It wasn’t about who Buddy was; it was his energy and passion that attracted people to him. It is this energy – this passion – that moved people and gave them the hope that Providence could be a better place. It was this energy that moved people to become involved in the betterment of the city. From cleaning their neighborhoods and becoming civically-minded to tutoring children and restoring playgrounds, people were invested. Rhode Island’s motto is ‘Hope’ and Buddy brought it to the people of Providence. I refer to Buddy as a positive realist with incredible passion for his beloved hometown. Buddy is one of a few politicians that can inspire people and help them think beyond self.
But the restoring of pride doesn’t have to be led by the energy and passion of one individual. We don’t have to wait for a passionate politician for us to have pride in Manchester. We have the power to create energy and enthusiasm; we can help restore pride in Manchester.

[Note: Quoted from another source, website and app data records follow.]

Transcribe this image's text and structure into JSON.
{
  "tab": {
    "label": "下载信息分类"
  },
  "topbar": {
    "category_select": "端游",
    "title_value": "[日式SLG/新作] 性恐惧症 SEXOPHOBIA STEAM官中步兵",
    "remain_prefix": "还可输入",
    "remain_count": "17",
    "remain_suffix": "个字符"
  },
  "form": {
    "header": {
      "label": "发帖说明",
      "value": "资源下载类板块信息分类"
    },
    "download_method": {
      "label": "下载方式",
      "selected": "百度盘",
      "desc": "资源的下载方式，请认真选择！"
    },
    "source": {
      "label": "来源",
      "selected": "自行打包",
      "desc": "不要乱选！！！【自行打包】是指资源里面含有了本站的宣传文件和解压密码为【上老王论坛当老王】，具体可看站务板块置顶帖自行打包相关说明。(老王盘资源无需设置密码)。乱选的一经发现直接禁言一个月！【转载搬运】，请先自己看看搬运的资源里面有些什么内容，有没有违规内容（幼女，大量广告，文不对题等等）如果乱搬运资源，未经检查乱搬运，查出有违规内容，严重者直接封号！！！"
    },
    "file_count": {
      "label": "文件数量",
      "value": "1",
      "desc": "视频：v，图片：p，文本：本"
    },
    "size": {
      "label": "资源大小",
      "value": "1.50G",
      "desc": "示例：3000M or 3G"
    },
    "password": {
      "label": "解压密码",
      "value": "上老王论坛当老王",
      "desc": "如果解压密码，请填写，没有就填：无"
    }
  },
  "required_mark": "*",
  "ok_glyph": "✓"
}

It takes but one spark to ignite a fire, and Manchester already has those sparks. There are passionate people leading some great organizations that are working to make Manchester an even greater place to live, play, and work. But they can’t do it alone – they need our help. It doesn’t take much to get the fire going! It is possible to get the pride in Manchester back, and it starts with us. It starts with the little spark that we all have.
As I’ve said before, the most important thing is for people’s pride in Manchester to be restored and everything else will fall into place. Pride will get people involved in the betterment of Manchester. It all starts with that little spark; the question is who will take the chance to ignite it.

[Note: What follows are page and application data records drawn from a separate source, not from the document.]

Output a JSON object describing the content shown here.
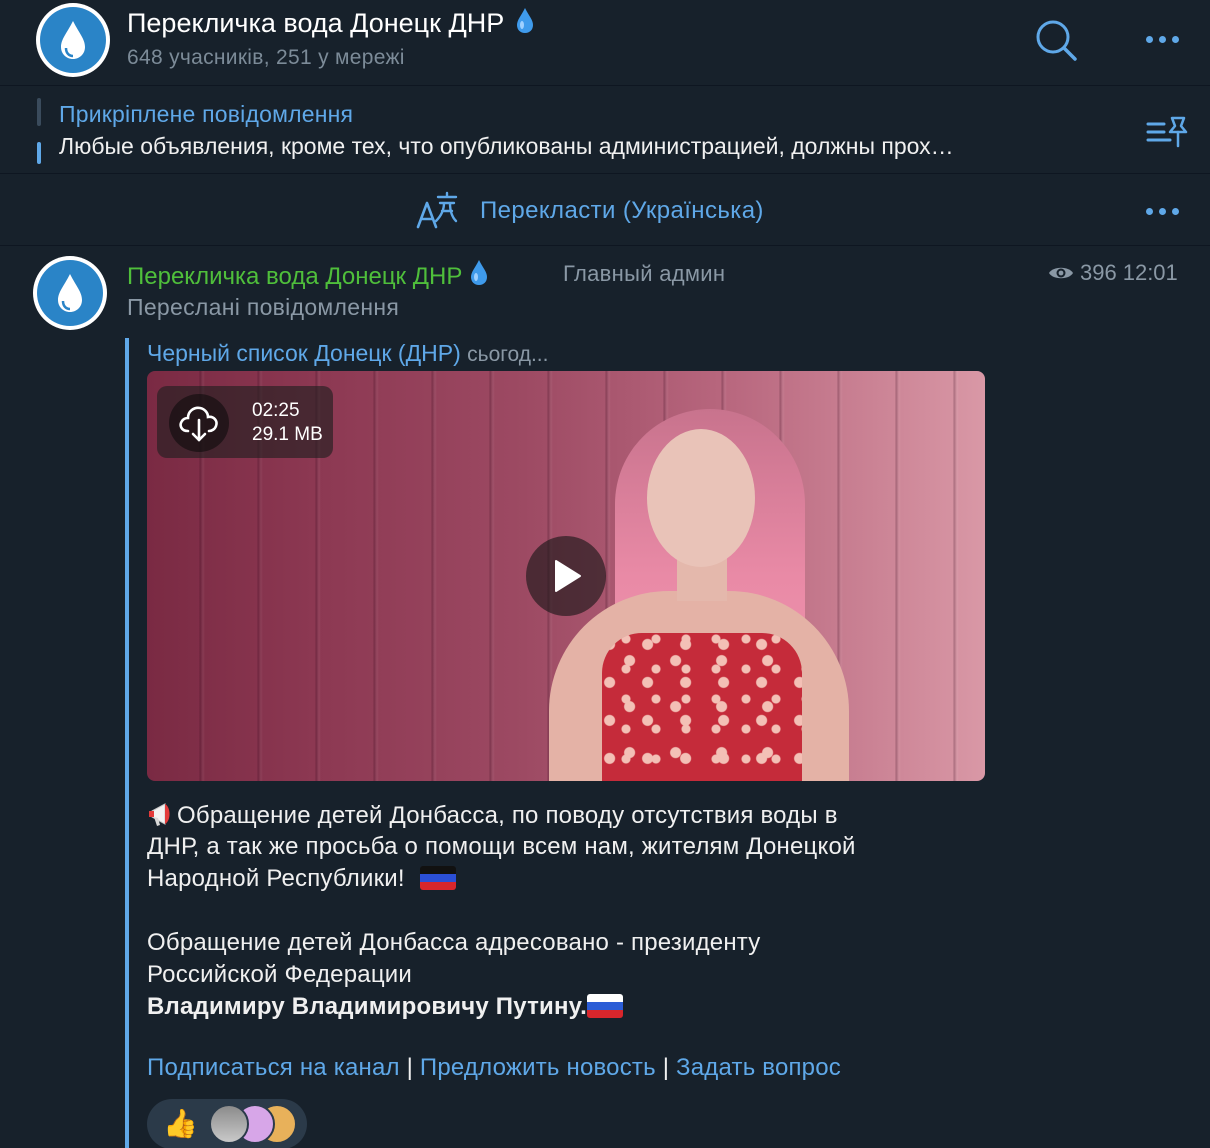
{
  "header": {
    "title": "Перекличка вода Донецк ДНР",
    "subtitle": "648 учасників, 251 у мережі"
  },
  "pinned": {
    "title": "Прикріплене повідомлення",
    "text": "Любые объявления, кроме тех, что опубликованы администрацией, должны прох…"
  },
  "translate": {
    "label": "Перекласти (Українська)"
  },
  "message": {
    "author": "Перекличка вода Донецк ДНР",
    "rank": "Главный админ",
    "views": "396",
    "time": "12:01",
    "forward_label": "Переслані повідомлення",
    "forward_source": "Черный список Донецк (ДНР)",
    "forward_date": "сьогод...",
    "video": {
      "duration": "02:25",
      "size": "29.1 MB"
    },
    "text": {
      "line1": "Обращение детей Донбасса, по поводу отсутствия воды в",
      "line2": "ДНР, а так же просьба о помощи всем нам, жителям Донецкой",
      "line3": "Народной Республики!",
      "line4": "Обращение детей Донбасса адресовано - президенту",
      "line5": "Российской Федерации",
      "line6": "Владимиру Владимировичу Путину."
    },
    "links": {
      "subscribe": "Подписаться на канал",
      "suggest": "Предложить новость",
      "ask": "Задать вопрос",
      "separator": "|"
    },
    "reaction": {
      "emoji": "👍"
    }
  },
  "colors": {
    "background": "#17212b",
    "accent": "#5fa8e8",
    "author": "#4fbf3b",
    "muted": "#8a98a5"
  }
}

About the author: Brian Chicoine is a New Hampshire native who moved to Manchester from Raymond in 1980 at the age of 8. He attended Gossler Park Elementary, Parkside and Southside Junior High, and West High, from which he graduated in 1990. After attending Notre Dame College in Manchester, Brian completed his undergraduate degree at Rhode Island College in Providence. Brian and his wife Jackie then came to Manchester in 2004 and were involved in various outreach organizations. Their two boys were born in Manchester during this time. After his position was eliminated in 2009, Brian and his family returned to Rhode Island. They have been living in Providence since 2010. Brian and his family love Manchester and are planning on returning within the next few months. Brian is currently working at helping the city move forward by connecting with other stakeholders and becoming involved with like-minded groups. Brian is also laying the foundation for an organization that will help strengthen the city and help it move forward.
Brian holds a Bachelor’s degree from Rhode Island College and a Master of Public Administration degree from Grand Canyon University. Brian currently works at Boston Children’s Hospital. He is also founder of a Facebook Group, Manchester Forward. You can contact him at firstname.lastname@example.org.